# [YOUR INSTRUCTIONS]
Would you please copy each line below that includes the string "Collage"?

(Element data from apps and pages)
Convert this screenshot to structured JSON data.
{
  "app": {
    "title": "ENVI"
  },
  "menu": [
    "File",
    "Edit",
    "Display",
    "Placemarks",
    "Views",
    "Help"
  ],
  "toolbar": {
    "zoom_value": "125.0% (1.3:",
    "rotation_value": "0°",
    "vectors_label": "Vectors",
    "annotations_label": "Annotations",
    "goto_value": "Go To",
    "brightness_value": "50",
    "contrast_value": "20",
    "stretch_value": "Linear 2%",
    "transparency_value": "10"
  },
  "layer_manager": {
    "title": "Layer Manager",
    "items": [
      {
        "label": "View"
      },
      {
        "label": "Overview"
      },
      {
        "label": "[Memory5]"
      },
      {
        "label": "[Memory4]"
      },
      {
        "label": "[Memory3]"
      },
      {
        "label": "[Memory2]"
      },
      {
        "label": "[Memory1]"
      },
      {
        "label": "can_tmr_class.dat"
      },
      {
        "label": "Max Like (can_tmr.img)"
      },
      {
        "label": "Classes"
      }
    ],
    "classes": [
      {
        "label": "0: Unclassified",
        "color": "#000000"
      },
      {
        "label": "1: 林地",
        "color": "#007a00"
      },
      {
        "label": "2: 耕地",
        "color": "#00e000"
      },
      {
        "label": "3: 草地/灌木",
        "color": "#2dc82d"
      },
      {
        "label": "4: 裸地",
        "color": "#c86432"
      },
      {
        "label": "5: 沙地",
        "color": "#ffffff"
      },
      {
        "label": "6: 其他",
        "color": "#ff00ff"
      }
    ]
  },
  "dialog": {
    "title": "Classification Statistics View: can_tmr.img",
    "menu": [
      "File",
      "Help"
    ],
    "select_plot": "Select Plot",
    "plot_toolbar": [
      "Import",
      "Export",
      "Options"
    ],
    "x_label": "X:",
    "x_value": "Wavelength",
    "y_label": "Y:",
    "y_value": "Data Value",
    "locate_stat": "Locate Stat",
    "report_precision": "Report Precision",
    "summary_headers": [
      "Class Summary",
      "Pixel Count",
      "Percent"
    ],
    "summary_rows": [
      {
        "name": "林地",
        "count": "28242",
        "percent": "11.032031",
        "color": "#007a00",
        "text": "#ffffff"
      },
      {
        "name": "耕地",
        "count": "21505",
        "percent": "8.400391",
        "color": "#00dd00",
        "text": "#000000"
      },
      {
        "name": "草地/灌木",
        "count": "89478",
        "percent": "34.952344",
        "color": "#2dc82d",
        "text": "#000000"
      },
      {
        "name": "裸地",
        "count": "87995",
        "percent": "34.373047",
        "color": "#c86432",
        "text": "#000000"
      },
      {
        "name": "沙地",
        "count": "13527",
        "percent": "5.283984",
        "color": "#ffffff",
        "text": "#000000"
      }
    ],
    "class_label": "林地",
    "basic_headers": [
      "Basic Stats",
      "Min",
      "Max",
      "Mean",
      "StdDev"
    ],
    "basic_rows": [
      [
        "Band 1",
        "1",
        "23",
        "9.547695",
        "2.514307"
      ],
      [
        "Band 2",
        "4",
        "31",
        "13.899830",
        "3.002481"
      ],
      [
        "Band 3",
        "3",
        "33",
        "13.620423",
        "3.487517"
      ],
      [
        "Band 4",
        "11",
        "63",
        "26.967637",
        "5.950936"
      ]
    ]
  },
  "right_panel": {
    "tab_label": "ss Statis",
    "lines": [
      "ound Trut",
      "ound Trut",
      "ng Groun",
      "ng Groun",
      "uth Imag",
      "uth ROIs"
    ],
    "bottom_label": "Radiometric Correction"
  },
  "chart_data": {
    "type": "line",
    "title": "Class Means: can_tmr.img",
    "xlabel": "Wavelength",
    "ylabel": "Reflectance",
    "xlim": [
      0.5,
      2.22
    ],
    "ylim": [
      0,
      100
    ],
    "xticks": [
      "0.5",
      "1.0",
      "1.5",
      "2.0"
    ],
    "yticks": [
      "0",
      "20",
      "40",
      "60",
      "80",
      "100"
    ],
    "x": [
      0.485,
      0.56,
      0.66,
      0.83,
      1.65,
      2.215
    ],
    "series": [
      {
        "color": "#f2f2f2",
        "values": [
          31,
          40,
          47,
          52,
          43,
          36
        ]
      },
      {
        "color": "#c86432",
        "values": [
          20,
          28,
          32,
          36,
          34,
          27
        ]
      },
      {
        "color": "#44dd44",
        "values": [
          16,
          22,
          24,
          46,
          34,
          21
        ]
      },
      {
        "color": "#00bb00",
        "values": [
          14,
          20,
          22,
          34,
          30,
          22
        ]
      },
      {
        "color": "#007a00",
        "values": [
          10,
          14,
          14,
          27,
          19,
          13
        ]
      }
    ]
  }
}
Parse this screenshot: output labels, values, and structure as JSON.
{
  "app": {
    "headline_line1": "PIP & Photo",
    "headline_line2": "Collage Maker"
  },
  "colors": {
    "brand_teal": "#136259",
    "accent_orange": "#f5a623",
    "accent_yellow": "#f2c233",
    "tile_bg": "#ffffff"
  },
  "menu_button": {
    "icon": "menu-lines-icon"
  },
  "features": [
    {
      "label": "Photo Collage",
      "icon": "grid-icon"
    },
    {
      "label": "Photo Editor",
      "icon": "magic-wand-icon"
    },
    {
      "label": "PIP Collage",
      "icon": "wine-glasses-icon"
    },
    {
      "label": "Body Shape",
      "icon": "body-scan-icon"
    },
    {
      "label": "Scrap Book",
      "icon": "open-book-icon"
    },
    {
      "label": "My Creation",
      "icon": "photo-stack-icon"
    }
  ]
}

# [ANSWER TO THIS EXERCISE]
    "headline_line2": "Collage Maker"
      "label": "Photo Collage",
      "label": "PIP Collage",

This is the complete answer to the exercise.